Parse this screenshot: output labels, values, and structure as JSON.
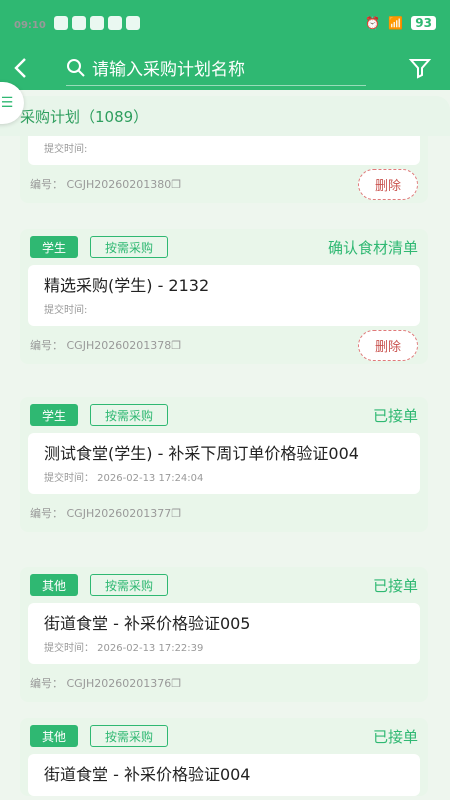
{
  "statusbar": {
    "time": "09:10",
    "battery": "93"
  },
  "search": {
    "placeholder": "请输入采购计划名称"
  },
  "subheader": {
    "title": "采购计划（1089）"
  },
  "cards": [
    {
      "time": "提交时间:",
      "code": "编号： CGJH20260201380",
      "del": "删除"
    },
    {
      "tag": "学生",
      "tag2": "按需采购",
      "status": "确认食材清单",
      "title": "精选采购(学生) - 2132",
      "time": "提交时间:",
      "code": "编号： CGJH20260201378",
      "del": "删除"
    },
    {
      "tag": "学生",
      "tag2": "按需采购",
      "status": "已接单",
      "title": "测试食堂(学生) - 补采下周订单价格验证004",
      "time": "提交时间： 2026-02-13 17:24:04",
      "code": "编号： CGJH20260201377"
    },
    {
      "tag": "其他",
      "tag2": "按需采购",
      "status": "已接单",
      "title": "街道食堂 - 补采价格验证005",
      "time": "提交时间： 2026-02-13 17:22:39",
      "code": "编号： CGJH20260201376"
    },
    {
      "tag": "其他",
      "tag2": "按需采购",
      "status": "已接单",
      "title": "街道食堂 - 补采价格验证004"
    }
  ]
}
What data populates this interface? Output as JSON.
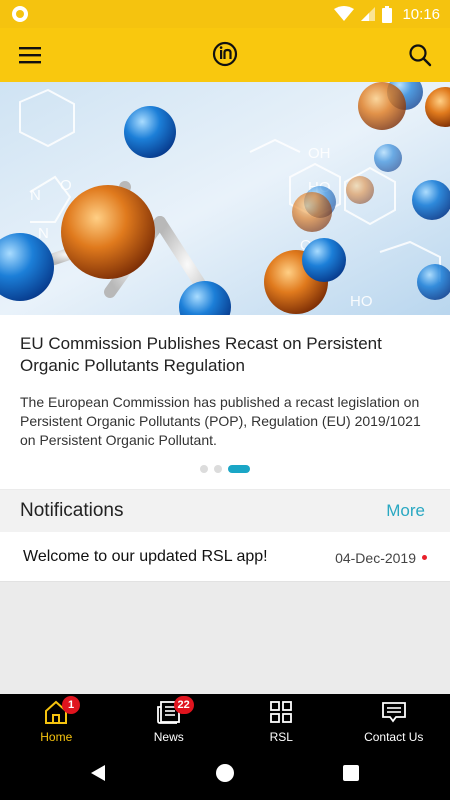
{
  "status_bar": {
    "time": "10:16",
    "icons": [
      "wifi-icon",
      "signal-icon",
      "battery-icon"
    ]
  },
  "app_bar": {
    "menu_icon": "hamburger-icon",
    "logo_icon": "intertek-logo",
    "search_icon": "search-icon"
  },
  "hero": {
    "image_description": "molecule-illustration",
    "headline": "EU Commission Publishes Recast on Persistent Organic Pollutants Regulation",
    "summary": "The European Commission has published a recast legislation on Persistent Organic Pollutants (POP), Regulation (EU) 2019/1021 on Persistent Organic Pollutant.",
    "carousel": {
      "total": 3,
      "active_index": 2
    }
  },
  "notifications": {
    "title": "Notifications",
    "more_label": "More",
    "items": [
      {
        "message": "Welcome to our updated RSL app!",
        "date": "04-Dec-2019",
        "unread": true
      }
    ]
  },
  "bottom_nav": {
    "items": [
      {
        "label": "Home",
        "icon": "home-icon",
        "badge": "1",
        "active": true
      },
      {
        "label": "News",
        "icon": "news-icon",
        "badge": "22",
        "active": false
      },
      {
        "label": "RSL",
        "icon": "grid-icon",
        "badge": "",
        "active": false
      },
      {
        "label": "Contact Us",
        "icon": "chat-icon",
        "badge": "",
        "active": false
      }
    ]
  },
  "colors": {
    "brand_yellow": "#f9c80e",
    "accent_teal": "#2aa8c2",
    "badge_red": "#e0141e"
  }
}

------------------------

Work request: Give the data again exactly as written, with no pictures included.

Problem solution:
Parse this screenshot: output labels, values, and structure as JSON.
{
  "statusbar": {
    "time": "09:10",
    "battery": "93"
  },
  "search": {
    "placeholder": "请输入采购计划名称"
  },
  "subheader": {
    "title": "采购计划（1089）"
  },
  "cards": [
    {
      "time": "提交时间:",
      "code": "编号： CGJH20260201380",
      "del": "删除"
    },
    {
      "tag": "学生",
      "tag2": "按需采购",
      "status": "确认食材清单",
      "title": "精选采购(学生) - 2132",
      "time": "提交时间:",
      "code": "编号： CGJH20260201378",
      "del": "删除"
    },
    {
      "tag": "学生",
      "tag2": "按需采购",
      "status": "已接单",
      "title": "测试食堂(学生) - 补采下周订单价格验证004",
      "time": "提交时间： 2026-02-13 17:24:04",
      "code": "编号： CGJH20260201377"
    },
    {
      "tag": "其他",
      "tag2": "按需采购",
      "status": "已接单",
      "title": "街道食堂 - 补采价格验证005",
      "time": "提交时间： 2026-02-13 17:22:39",
      "code": "编号： CGJH20260201376"
    },
    {
      "tag": "其他",
      "tag2": "按需采购",
      "status": "已接单",
      "title": "街道食堂 - 补采价格验证004"
    }
  ]
}
What data populates this interface? Output as JSON.
{
  "status_bar": {
    "time": "10:16",
    "icons": [
      "wifi-icon",
      "signal-icon",
      "battery-icon"
    ]
  },
  "app_bar": {
    "menu_icon": "hamburger-icon",
    "logo_icon": "intertek-logo",
    "search_icon": "search-icon"
  },
  "hero": {
    "image_description": "molecule-illustration",
    "headline": "EU Commission Publishes Recast on Persistent Organic Pollutants Regulation",
    "summary": "The European Commission has published a recast legislation on Persistent Organic Pollutants (POP), Regulation (EU) 2019/1021 on Persistent Organic Pollutant.",
    "carousel": {
      "total": 3,
      "active_index": 2
    }
  },
  "notifications": {
    "title": "Notifications",
    "more_label": "More",
    "items": [
      {
        "message": "Welcome to our updated RSL app!",
        "date": "04-Dec-2019",
        "unread": true
      }
    ]
  },
  "bottom_nav": {
    "items": [
      {
        "label": "Home",
        "icon": "home-icon",
        "badge": "1",
        "active": true
      },
      {
        "label": "News",
        "icon": "news-icon",
        "badge": "22",
        "active": false
      },
      {
        "label": "RSL",
        "icon": "grid-icon",
        "badge": "",
        "active": false
      },
      {
        "label": "Contact Us",
        "icon": "chat-icon",
        "badge": "",
        "active": false
      }
    ]
  },
  "colors": {
    "brand_yellow": "#f9c80e",
    "accent_teal": "#2aa8c2",
    "badge_red": "#e0141e"
  }
}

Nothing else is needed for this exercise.